# Exercise
Report each line of the data below in which "fraction" appears.
*** Opening of Data for analysis ***
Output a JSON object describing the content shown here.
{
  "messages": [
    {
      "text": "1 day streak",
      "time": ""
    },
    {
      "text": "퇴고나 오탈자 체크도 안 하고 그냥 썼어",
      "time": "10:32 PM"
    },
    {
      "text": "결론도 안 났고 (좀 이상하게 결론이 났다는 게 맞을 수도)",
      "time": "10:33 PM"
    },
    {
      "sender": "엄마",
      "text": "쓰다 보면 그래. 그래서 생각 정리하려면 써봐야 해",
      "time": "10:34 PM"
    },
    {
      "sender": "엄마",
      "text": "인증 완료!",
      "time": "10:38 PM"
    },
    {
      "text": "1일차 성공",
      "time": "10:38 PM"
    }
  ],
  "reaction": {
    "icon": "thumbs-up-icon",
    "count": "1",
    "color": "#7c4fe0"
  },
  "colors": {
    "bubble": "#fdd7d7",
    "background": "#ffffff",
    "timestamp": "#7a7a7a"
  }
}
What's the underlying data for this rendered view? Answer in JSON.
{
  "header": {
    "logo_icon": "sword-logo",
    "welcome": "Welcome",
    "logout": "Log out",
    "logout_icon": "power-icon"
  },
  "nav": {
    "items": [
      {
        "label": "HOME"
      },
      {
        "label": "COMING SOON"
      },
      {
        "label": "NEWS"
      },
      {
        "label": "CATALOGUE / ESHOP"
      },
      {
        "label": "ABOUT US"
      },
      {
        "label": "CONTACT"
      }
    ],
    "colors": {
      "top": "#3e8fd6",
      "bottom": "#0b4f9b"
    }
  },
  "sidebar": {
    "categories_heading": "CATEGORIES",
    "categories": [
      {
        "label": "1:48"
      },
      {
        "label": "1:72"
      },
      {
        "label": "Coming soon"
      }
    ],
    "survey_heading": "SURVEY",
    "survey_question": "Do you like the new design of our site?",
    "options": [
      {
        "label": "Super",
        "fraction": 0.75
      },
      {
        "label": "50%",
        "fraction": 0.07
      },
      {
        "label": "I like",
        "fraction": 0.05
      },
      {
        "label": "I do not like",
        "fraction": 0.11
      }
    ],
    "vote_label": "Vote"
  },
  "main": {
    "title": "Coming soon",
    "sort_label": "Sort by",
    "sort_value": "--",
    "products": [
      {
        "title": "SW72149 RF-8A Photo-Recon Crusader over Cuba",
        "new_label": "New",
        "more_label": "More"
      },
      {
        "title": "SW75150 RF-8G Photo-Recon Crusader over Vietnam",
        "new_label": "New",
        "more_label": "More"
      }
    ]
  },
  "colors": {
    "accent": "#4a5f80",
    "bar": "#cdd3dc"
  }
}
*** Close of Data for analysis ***
# Written response
        "fraction": 0.75
        "fraction": 0.07
        "fraction": 0.05
        "fraction": 0.11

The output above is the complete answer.